01 May 2009

Working during the Pandemic: Can You Telecommute?

As a telecommuter, I am grateful that I can continue to work during pandemics, snowstorms, and holidays. In the current environment of closures due to swine flu, I am humble in acknowledging that personal impact is slight.

Workplaces are directly affected if there is need to close and they are also affected if employees' children's schools must close. (In Texas, whole school districts are suspending classes. Communities are canceling large public events.)

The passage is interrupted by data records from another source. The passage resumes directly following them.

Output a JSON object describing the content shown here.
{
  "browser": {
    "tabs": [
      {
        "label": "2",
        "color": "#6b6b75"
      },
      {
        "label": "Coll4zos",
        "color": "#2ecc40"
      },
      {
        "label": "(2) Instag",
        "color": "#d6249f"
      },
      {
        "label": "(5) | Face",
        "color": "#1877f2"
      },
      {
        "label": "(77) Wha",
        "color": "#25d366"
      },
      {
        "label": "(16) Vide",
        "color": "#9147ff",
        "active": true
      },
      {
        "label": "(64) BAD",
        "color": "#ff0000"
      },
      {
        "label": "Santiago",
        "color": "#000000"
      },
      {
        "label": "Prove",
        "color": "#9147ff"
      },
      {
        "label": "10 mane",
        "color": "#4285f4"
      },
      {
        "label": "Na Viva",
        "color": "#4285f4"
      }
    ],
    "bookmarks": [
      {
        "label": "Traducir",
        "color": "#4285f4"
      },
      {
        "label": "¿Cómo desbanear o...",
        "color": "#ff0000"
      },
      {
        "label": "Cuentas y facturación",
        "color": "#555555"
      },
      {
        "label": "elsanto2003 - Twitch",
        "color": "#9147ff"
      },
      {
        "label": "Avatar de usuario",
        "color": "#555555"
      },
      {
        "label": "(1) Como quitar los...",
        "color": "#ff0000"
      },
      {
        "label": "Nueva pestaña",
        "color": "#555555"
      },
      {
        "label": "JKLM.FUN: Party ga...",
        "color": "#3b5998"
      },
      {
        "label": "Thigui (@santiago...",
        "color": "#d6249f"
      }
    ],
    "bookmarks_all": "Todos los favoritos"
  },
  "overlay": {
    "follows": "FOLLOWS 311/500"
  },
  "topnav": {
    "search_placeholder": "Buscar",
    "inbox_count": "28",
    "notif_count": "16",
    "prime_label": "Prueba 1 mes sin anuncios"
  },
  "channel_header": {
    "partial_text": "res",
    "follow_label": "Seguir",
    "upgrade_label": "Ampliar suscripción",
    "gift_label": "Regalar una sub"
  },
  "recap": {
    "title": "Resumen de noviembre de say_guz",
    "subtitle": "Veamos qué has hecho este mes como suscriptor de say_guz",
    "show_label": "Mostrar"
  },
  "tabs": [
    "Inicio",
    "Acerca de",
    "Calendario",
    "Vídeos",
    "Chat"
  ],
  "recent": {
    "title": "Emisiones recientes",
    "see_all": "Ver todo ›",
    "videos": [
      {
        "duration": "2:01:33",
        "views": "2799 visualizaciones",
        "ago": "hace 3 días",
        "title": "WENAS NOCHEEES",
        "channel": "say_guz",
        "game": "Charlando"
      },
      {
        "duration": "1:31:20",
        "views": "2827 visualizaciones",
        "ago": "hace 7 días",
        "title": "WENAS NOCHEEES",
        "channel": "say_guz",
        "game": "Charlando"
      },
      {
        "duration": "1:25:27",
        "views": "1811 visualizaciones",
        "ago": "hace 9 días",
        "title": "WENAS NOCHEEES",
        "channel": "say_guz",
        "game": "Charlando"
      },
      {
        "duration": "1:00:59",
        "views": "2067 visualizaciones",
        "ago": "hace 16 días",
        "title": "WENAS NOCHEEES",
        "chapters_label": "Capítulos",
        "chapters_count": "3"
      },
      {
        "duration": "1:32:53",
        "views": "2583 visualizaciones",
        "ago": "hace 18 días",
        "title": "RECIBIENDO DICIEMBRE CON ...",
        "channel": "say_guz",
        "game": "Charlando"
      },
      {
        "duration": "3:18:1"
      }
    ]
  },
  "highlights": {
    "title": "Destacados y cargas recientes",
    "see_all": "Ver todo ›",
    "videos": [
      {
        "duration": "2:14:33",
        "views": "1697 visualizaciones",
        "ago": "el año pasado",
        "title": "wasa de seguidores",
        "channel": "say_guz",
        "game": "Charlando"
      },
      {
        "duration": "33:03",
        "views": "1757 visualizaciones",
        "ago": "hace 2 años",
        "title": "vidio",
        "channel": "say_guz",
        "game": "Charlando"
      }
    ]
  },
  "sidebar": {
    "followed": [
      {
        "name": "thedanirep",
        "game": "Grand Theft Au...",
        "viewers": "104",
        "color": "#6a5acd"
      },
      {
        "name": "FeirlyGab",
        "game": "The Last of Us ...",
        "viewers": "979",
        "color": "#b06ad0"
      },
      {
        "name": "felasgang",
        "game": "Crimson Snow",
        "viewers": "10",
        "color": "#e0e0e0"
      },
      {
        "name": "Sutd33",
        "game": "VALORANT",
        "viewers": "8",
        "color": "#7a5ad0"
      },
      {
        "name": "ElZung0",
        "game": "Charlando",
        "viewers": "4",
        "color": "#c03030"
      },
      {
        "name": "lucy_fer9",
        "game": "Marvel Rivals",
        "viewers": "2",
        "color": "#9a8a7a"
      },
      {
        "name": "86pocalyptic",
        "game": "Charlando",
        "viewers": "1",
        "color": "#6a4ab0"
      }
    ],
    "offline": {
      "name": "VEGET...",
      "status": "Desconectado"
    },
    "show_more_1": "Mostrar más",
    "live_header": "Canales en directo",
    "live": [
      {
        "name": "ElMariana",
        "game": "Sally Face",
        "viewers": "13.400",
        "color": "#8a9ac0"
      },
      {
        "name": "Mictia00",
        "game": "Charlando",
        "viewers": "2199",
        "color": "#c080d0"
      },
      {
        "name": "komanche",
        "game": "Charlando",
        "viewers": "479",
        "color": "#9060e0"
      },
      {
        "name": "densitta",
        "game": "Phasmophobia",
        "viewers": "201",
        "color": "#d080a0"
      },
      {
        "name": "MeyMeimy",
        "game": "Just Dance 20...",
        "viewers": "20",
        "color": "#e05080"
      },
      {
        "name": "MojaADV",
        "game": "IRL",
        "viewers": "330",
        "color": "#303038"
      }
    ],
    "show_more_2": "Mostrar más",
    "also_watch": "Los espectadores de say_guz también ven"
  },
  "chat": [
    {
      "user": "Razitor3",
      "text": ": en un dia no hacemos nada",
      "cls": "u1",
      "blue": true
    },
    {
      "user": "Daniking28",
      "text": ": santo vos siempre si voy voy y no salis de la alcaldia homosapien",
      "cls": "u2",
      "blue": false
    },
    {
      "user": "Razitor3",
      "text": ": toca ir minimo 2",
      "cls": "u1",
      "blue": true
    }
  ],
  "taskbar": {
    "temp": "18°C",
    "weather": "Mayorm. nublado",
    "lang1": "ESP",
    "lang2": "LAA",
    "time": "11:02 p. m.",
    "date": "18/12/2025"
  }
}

Should everyone be a telecommuter? Should school children have distance learning alternatives? The realities: no one becomes a telecommuter in one day or one week, and schools must coordinate many systems to accomplish distance learning. (College campuses have similar challenge although Hurricane Katrina provided a wake-up call on the need for contingency planning, also called academic continuity planning.)

Here's my major theme: no one becomes a telecommuter in one day or one week. Or even one month. (Try six months.) The key components of telecommuting can be listed but then must be mastered by the individual. No amount of training can replace personal experience.

1 - Buy-in. That means the boss, the co-workers, and the customers all must believe that you can produce good work at a distance.

2 - Productivity. So, you actually have to produce good work at a distance! It can take months to adjust to a schedule that works.

3 - Communication. And you must commit time and practice to multiple means of communicating with the boss, the co-workers, the customers.

4 - Technology Investment. My personal tools include 3 laptops (2 of which have built-in webcams), 1 desktop computer, 1 high-quality data projector, 1 tiny portable projector of lower quality, Internet access 3 ways (fiber optic, smartphone, air card), industrial-strength laser printer that prints on 11x17 paper, well, you get the idea. If these are the tools for one person, imagine what's needed for an office, a company, an educational institution.

What's my thinking on telecommuting during the pandemic? By all means, businesses and schools should begin the messy process. And when the pandemic is "downgraded" and normal operations resume, they should continue the messy process. Telecommuting part-time is the best protection for the future.

What the graphic refers to: I have a favorite free tool for "face-to-face" communication: ooVoo. I've been using it off and on for two years. But a recent commitment to a wholly online staff project is providing the real work-out. Once a week, I work with two colleagues for a couple of hours, strictly online. Phone is a back-up measure. A goal of the project is to create a comfort zone in desktop videoconferencing so that we can then use the technology with other people involved in the project. So far, we've concentrated on ooVoo and vRoom. We plan to use other platforms, too. How are we doing? After a month of consistent use, we are becoming more skilled. (We are not ready to include other people, yet.)

© 2009 Mary Bold, PhD, CFLE. The content of this blog or related web sites created by Mary Bold (www.marybold.com, www.boldproductions.com, College Intern Blog) is not under any circumstances to be regarded as professional, legal, financial, or medical advice. Or education advice. Or marital advice. Or even a tip.

1 comment:

Anonymous said...

We're proud of your efforts. Keep up the good work!

The American Telecommuting Association